I'm fine this days. I have chosen a radically different path from my
Yes, I have cerebral palsy, but I do much more than my mother ever has
I assume that I will figure out how to do what I really want to do. Like I
went to Hawaii for my 50th
birthday and I had a marvelous time. I am also writing a novel.
Vaya con la diosa,
At 06:04 PM 3/13/00 -0500, you wrote:
> Your CP is neither good nor bad - it simple is. Things only have the
>value we place on them. He has made a positive out what others see as a
>negative when in truth no value judgement needs to made at all. I don't see
>Amber CP or Betty's PN - as anything other than a facet of them. It carries
>no good or bad - it simply is. I have made an effort to never place a value
>judgement -if I possibly can - I have watched how children pick their cues
>of how to act from us. If we see something as bad - they do - if we see
>something as good - they do. Case in point - falling down. Purely an
>accidental thing too. Amber fell down as a toddler - and it looked funny - I
>laughed and she turned around and saw I was laughing and laughed to and got
>up and toddled over to me. She took her cue of how to act from my reaction -
>had I been horrified - she would have started crying. I saw this happen
>later and the woman woefullly over-reacted - and her kid who had merely sat
>down to hard -looked at her and then began screaming and was inconsolable.
>To this day when Amber falls (and me too) - we laugh - and she did just take
>a header on the church stairs - not last Friday but the Friday before - and
>she turned around and we laughed. We do fix boo-boos if they happened. But
>we put stuff in prespective and remove the judgements - they are what hurts
>others. We all live for the positive - the love, the approval, the praise -
>the things that say we are worthwhile. I am sorry your mother chose to take
>the negarive path - you are wonderful and talented - and that is what is
>important about you.
> Brightest Blessings and Hugs
>> I cried when I saw David Roche performed in public. If his
>>disability is a gift, then I need to rethink mu attirude about having CP.
>I >need to stop buying into my mother's appraisal "CP is a curse" abd
>>society's apprasal "What is wrong with you?" I tend to see it as one of
>>the many cards in the hand I was dealt. What matters most is how I >play
>my hand. David Roche
>>got dealt some deuces but he has played that hand to the utmost!
>>Vaya con ka diosa,
>>At 10:19 AM 3/11/00 -0500, you wrote:
>>>I am un_ ashamedly stealing this from the OUR KIDS site - PS I ask!!
>>>is super - made me cry. Perhaps someday someone can do this for those of
>>>are freaks to society by virtue of happenstance - incest - rape, extreme
>>>abuse - souls can be just as disabled and deformed as bodies can, and just
>>>as in need love and understanding. May the God of the Once Born - forgive
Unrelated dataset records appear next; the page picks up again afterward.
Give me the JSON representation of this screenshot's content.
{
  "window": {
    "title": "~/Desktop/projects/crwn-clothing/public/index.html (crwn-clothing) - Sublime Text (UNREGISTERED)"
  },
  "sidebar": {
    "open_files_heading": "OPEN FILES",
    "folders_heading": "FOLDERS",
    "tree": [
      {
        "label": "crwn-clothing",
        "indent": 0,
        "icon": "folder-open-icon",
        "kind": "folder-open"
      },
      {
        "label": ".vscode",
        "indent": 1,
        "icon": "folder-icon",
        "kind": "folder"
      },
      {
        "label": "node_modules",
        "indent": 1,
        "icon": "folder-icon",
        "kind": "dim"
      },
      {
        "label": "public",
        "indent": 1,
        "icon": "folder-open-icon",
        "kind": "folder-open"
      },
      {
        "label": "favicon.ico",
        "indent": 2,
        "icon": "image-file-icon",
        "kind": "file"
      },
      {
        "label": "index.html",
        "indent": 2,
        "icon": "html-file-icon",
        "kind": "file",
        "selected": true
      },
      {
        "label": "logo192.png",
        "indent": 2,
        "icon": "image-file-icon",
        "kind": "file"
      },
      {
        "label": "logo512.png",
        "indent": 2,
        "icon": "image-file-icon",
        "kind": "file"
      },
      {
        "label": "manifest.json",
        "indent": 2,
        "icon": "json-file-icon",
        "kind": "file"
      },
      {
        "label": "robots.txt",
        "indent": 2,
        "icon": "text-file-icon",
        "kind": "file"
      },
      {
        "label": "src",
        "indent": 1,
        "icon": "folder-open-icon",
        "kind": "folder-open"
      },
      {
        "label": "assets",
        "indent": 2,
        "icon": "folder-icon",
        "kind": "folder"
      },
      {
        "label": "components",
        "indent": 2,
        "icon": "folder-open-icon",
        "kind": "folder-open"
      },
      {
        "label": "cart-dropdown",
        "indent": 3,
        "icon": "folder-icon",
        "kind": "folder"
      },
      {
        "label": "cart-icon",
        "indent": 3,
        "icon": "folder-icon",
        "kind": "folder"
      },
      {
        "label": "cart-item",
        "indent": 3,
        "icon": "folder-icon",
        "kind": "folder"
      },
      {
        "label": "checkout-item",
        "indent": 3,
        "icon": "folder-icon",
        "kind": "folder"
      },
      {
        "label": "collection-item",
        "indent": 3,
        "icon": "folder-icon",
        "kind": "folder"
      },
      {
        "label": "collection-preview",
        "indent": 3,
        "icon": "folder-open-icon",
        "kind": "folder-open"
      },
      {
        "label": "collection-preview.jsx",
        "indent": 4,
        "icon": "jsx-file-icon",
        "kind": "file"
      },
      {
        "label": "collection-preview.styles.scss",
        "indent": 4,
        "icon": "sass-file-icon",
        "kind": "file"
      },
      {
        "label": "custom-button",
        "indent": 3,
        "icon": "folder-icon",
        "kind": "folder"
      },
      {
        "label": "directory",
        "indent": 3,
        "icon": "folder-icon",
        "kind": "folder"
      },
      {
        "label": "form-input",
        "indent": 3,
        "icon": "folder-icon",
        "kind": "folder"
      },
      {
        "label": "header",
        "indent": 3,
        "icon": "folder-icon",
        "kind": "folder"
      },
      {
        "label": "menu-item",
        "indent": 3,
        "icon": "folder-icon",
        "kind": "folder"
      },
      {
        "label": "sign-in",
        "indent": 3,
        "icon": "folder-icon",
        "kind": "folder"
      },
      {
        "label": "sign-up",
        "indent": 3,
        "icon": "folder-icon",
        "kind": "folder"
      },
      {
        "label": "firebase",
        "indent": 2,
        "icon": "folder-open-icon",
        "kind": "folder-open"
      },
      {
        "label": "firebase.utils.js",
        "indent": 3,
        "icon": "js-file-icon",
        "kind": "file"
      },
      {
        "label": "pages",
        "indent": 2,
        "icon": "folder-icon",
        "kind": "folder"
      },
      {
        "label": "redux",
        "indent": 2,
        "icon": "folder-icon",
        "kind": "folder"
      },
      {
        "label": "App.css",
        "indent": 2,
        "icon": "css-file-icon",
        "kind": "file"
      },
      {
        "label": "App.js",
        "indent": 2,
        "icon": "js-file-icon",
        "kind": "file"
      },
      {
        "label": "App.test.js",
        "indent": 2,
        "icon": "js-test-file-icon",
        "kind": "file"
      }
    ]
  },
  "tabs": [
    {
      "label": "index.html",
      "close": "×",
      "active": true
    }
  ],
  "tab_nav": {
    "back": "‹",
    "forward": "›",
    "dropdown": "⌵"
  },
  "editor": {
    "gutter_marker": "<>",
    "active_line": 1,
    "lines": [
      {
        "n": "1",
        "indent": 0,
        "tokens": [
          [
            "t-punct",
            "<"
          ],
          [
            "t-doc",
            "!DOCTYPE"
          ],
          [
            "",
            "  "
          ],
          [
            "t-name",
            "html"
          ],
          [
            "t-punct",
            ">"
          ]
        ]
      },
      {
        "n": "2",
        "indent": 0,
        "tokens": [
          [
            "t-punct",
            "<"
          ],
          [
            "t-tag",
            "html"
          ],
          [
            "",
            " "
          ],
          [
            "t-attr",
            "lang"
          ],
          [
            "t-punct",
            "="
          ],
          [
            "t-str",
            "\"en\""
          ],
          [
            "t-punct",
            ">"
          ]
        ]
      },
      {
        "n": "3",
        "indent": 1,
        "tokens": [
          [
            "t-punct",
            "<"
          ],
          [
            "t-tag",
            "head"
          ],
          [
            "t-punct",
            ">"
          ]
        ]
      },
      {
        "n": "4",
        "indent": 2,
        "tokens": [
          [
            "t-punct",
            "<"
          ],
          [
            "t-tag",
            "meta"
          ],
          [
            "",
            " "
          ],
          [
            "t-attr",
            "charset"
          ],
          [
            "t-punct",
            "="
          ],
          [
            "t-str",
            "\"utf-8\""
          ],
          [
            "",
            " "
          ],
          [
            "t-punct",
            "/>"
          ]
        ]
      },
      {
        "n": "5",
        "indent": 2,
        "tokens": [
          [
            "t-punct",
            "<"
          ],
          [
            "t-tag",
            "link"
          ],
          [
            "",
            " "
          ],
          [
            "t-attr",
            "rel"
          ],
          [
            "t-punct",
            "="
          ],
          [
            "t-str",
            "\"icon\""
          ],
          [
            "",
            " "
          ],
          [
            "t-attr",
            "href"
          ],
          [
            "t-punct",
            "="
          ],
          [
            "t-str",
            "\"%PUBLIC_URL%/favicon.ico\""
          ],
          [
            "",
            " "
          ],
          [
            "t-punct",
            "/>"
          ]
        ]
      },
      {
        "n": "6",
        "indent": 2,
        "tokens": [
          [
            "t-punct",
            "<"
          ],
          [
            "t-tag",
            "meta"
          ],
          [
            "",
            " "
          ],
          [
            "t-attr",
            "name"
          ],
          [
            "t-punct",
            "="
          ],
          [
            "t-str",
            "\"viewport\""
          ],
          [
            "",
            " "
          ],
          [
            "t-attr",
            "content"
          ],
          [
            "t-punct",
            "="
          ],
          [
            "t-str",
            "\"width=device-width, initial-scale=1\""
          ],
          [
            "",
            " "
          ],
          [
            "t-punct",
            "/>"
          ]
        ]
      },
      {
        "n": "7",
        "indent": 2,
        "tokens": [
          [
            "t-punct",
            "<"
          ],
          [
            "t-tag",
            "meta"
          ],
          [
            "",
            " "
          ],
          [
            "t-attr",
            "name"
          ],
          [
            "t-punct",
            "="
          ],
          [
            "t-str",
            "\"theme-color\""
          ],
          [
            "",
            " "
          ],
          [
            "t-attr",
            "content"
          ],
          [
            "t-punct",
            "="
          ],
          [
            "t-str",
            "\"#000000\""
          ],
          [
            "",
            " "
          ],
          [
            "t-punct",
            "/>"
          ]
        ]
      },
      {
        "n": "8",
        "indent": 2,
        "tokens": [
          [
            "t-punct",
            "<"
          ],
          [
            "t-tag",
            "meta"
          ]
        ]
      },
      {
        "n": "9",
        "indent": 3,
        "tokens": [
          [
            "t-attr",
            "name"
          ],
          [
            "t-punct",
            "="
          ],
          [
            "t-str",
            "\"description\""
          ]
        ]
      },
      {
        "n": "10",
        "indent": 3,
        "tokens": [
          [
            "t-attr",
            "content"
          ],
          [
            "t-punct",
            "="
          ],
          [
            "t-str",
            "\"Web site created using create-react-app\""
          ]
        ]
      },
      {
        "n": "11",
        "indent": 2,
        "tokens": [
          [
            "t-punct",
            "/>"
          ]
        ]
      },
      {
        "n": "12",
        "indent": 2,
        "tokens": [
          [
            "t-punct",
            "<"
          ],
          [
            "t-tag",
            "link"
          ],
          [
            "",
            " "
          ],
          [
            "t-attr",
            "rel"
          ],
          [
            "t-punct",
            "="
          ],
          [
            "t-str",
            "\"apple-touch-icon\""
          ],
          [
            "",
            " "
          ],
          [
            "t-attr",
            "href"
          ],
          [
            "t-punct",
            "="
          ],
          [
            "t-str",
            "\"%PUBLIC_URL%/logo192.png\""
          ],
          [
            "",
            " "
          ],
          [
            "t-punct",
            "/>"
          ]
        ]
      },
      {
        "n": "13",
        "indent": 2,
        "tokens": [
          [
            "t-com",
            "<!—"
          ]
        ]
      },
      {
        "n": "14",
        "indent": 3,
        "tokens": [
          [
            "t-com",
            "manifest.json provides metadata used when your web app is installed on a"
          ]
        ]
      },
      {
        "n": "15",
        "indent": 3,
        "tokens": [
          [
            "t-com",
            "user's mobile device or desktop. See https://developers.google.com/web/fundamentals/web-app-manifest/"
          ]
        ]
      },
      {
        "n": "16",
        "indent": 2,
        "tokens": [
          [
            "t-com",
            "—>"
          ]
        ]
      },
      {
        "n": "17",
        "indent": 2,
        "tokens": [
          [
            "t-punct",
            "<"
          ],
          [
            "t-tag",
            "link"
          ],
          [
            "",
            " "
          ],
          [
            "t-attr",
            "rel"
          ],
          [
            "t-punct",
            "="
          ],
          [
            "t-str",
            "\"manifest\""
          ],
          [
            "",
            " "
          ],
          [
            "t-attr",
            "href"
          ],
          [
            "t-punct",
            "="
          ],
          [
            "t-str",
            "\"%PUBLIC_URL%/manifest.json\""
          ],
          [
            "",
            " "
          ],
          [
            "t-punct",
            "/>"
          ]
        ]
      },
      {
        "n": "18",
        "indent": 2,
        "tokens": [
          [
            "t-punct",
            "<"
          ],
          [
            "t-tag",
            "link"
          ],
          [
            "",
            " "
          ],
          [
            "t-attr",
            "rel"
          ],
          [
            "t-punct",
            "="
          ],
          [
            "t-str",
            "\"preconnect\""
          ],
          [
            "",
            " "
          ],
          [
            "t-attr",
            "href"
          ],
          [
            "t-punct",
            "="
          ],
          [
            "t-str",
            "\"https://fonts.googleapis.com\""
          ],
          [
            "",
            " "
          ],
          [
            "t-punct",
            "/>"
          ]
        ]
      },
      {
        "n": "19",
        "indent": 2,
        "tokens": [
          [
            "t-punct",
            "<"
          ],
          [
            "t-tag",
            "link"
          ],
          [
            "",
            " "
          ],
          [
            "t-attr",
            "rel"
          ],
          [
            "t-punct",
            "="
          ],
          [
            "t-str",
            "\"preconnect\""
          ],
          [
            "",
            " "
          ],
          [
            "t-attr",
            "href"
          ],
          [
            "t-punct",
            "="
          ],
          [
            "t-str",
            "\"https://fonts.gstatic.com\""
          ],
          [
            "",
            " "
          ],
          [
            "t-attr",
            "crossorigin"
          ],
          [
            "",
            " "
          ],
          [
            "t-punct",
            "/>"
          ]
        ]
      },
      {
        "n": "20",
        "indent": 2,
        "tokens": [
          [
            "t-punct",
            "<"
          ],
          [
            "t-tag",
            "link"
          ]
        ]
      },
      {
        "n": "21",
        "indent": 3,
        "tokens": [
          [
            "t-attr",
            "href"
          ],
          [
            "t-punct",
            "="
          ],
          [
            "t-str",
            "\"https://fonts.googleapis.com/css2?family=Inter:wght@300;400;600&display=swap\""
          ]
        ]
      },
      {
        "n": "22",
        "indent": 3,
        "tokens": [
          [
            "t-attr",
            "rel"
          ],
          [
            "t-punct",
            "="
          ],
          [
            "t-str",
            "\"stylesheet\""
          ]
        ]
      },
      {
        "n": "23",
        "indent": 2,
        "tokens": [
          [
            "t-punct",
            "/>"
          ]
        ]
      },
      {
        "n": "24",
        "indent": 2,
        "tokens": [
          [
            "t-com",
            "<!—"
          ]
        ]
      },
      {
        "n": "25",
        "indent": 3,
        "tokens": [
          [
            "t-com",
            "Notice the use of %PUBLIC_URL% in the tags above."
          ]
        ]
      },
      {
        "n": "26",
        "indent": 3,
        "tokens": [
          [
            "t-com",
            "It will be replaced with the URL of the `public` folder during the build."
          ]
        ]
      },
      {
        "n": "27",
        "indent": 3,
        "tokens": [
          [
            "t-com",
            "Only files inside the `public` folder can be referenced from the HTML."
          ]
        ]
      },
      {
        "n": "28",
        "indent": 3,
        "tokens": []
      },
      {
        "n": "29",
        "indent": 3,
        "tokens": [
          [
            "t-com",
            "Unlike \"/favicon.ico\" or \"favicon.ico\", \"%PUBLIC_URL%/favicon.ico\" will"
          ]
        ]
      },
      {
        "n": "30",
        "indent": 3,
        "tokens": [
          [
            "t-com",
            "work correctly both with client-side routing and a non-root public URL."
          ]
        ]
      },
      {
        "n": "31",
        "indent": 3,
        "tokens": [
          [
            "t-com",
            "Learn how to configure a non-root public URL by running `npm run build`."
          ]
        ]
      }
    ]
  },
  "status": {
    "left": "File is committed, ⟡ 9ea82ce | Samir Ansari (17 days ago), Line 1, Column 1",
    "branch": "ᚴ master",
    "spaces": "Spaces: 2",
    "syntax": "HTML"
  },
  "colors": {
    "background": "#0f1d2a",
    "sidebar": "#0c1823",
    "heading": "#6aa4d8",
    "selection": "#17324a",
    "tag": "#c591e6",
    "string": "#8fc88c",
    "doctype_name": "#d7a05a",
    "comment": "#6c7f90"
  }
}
>>>them for their ignorance and judgemental arrogance treating us like filth
>>>and second hand trash. Goddess Bless to my Systers who make the CovenStead
>>>safe and loving place - If we only do this for the world.
>>> Brightest Blessings
>>>>This man, David Roche, was born with an extensive benign tumor on his
>>>>and the treatments he was given in infancy and childhood seem to have
>>>>things even worse. He has no lower lip, the lower portion of his face
>>>>stopped growing because of radiation treatments, and he is covered with
>>>>plum-purple burn scars. He is 55 now, and speaks publically about how
>>>>with facial deformities (any obvious disability) have to deal with it on
>>>>outside, which may give them an advantage over those whose flaws are less
>>>>openly obvious. He uses his gifts (including, he believes, the gift of
>>>>disability) to inspire public speaking and humor on the topics which we
>>>>know very well.
>>>>His worldview will not be to everyone's taste, especially not to the
>>>>those who are in especially bitter phases (we all go through them, and
>>>>us set them entirely aside)--but in his words, "My face thus becomes a
>>>>not only for myself, but for others, as their hearts open to courage,
>>>>inspiration and laughter. I am proud to be part of the emerging culture
>>>>disability. I believe in the healing power of humor and storytelling."
>>>>enjoyed his site, and the article about him on Salon.com's website, url
>>>>Just thought some of you would like to see this; I hope my son is as
>>>>accepting of himself as he is, when he is grown, as this man is.